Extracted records
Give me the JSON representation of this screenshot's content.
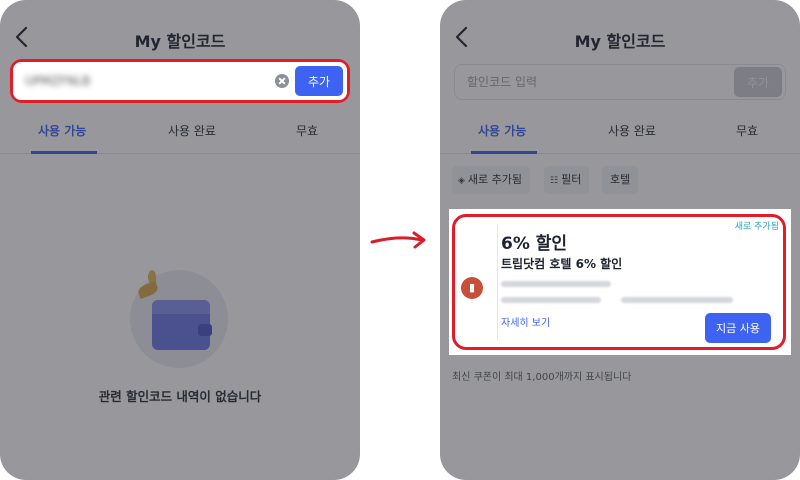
{
  "left_screen": {
    "title": "My 할인코드",
    "search": {
      "value": "UPMZFNLB",
      "add_label": "추가"
    },
    "tabs": [
      {
        "label": "사용 가능",
        "active": true
      },
      {
        "label": "사용 완료",
        "active": false
      },
      {
        "label": "무효",
        "active": false
      }
    ],
    "empty_message": "관련 할인코드 내역이 없습니다"
  },
  "right_screen": {
    "title": "My 할인코드",
    "search": {
      "placeholder": "할인코드 입력",
      "add_label": "추가"
    },
    "tabs": [
      {
        "label": "사용 가능",
        "active": true
      },
      {
        "label": "사용 완료",
        "active": false
      },
      {
        "label": "무효",
        "active": false
      }
    ],
    "filters": [
      {
        "icon": "new-icon",
        "label": "새로 추가됨"
      },
      {
        "icon": "filter-icon",
        "label": "필터"
      },
      {
        "icon": "",
        "label": "호텔"
      }
    ],
    "coupon": {
      "badge": "새로 추가됨",
      "discount": "6% 할인",
      "name": "트립닷컴 호텔 6% 할인",
      "details_label": "자세히 보기",
      "use_label": "지금 사용"
    },
    "footnote": "최신 쿠폰이 최대 1,000개까지 표시됩니다"
  },
  "colors": {
    "accent": "#3e63f3",
    "highlight": "#e11d2a",
    "new_badge": "#28a4c8",
    "hotel_icon": "#c8503a"
  }
}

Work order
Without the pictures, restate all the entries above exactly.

Task answer
Give me the JSON representation of this screenshot's content.
{
  "left_screen": {
    "title": "My 할인코드",
    "search": {
      "value": "UPMZFNLB",
      "add_label": "추가"
    },
    "tabs": [
      {
        "label": "사용 가능",
        "active": true
      },
      {
        "label": "사용 완료",
        "active": false
      },
      {
        "label": "무효",
        "active": false
      }
    ],
    "empty_message": "관련 할인코드 내역이 없습니다"
  },
  "right_screen": {
    "title": "My 할인코드",
    "search": {
      "placeholder": "할인코드 입력",
      "add_label": "추가"
    },
    "tabs": [
      {
        "label": "사용 가능",
        "active": true
      },
      {
        "label": "사용 완료",
        "active": false
      },
      {
        "label": "무효",
        "active": false
      }
    ],
    "filters": [
      {
        "icon": "new-icon",
        "label": "새로 추가됨"
      },
      {
        "icon": "filter-icon",
        "label": "필터"
      },
      {
        "icon": "",
        "label": "호텔"
      }
    ],
    "coupon": {
      "badge": "새로 추가됨",
      "discount": "6% 할인",
      "name": "트립닷컴 호텔 6% 할인",
      "details_label": "자세히 보기",
      "use_label": "지금 사용"
    },
    "footnote": "최신 쿠폰이 최대 1,000개까지 표시됩니다"
  },
  "colors": {
    "accent": "#3e63f3",
    "highlight": "#e11d2a",
    "new_badge": "#28a4c8",
    "hotel_icon": "#c8503a"
  }
}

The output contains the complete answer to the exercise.